Items from a data source:
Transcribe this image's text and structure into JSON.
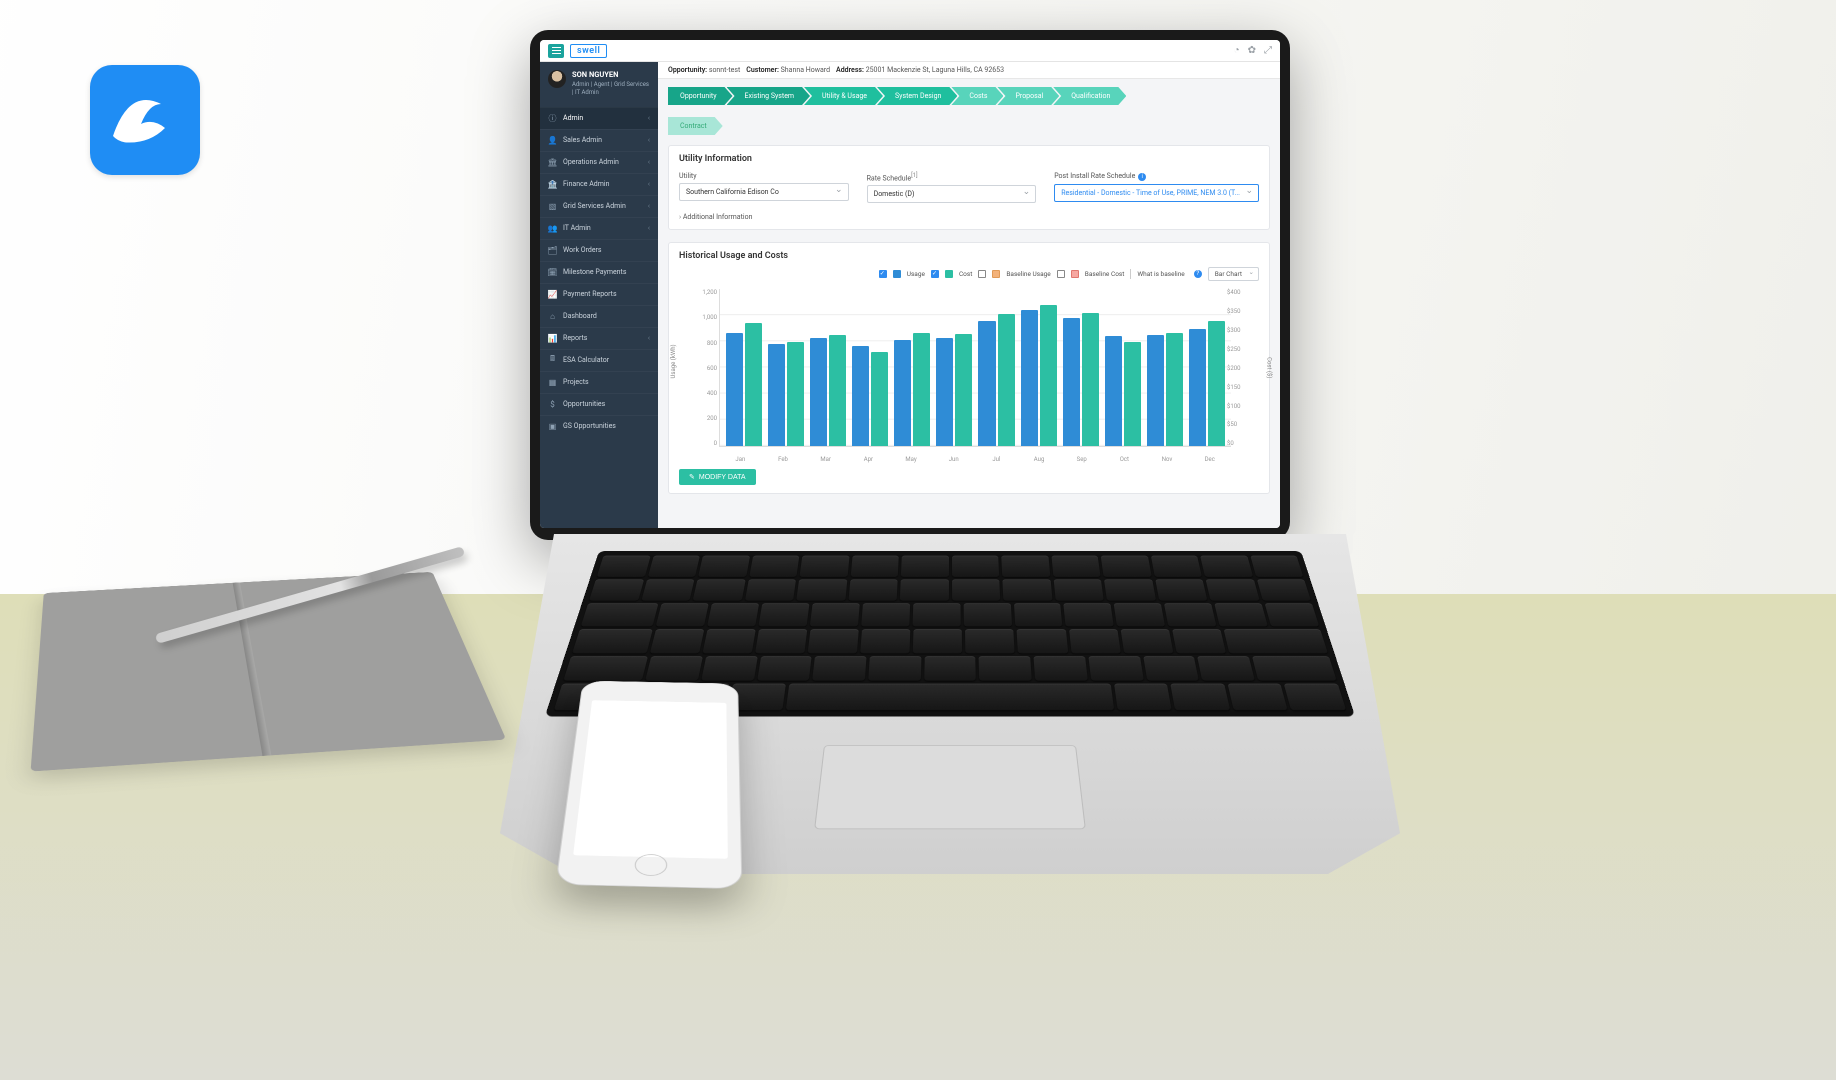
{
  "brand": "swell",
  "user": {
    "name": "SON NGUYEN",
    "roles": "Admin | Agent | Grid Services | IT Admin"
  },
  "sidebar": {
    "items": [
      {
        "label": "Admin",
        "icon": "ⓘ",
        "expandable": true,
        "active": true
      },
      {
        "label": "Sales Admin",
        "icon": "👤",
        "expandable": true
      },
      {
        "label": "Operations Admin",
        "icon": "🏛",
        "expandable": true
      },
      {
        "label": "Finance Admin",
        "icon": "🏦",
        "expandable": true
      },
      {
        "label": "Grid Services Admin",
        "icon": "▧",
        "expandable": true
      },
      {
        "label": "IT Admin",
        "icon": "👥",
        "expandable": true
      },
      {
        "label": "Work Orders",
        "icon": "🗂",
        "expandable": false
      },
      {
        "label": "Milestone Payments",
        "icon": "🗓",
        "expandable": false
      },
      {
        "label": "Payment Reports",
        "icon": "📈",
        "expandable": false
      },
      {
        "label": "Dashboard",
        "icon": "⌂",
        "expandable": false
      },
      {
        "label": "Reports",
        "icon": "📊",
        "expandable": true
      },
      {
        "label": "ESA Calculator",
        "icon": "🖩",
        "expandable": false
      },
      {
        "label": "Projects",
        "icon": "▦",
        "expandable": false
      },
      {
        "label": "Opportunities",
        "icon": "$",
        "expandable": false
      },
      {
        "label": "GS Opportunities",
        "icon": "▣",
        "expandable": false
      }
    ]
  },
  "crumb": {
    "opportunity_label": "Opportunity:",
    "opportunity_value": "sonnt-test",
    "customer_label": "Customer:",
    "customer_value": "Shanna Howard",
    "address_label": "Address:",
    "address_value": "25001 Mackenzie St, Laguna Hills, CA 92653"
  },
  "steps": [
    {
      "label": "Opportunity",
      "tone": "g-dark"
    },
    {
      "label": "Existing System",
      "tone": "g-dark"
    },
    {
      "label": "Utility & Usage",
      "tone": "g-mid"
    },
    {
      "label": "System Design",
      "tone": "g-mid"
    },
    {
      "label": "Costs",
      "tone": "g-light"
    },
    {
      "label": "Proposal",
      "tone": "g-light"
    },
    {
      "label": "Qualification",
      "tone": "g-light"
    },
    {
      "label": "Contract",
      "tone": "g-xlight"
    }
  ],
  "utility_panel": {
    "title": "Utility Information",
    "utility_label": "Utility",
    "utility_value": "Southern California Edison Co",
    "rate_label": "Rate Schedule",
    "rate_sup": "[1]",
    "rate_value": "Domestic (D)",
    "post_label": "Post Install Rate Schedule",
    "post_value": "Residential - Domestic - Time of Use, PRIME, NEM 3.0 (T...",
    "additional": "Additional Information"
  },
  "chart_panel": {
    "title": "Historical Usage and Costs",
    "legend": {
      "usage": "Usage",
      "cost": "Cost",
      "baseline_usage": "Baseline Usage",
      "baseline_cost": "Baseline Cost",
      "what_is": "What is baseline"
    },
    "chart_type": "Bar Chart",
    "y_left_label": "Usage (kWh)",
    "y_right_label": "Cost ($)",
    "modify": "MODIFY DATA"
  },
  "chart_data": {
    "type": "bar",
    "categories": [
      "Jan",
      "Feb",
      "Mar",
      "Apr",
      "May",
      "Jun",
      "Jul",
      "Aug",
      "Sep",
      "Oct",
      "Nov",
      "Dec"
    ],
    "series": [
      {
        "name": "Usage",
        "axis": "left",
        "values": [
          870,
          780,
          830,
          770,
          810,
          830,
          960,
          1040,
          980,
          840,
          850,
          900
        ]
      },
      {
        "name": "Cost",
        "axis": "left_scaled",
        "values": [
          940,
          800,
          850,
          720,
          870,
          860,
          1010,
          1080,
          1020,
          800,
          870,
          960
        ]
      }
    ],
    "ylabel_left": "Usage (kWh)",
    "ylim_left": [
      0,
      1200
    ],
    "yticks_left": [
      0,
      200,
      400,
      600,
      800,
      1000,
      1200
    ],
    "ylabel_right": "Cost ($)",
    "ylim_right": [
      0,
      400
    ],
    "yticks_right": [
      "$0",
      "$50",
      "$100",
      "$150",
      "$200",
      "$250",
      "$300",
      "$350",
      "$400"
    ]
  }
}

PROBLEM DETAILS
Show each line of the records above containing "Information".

SOLUTION TO THIS EXERCISE
    "title": "Utility Information",
    "additional": "Additional Information"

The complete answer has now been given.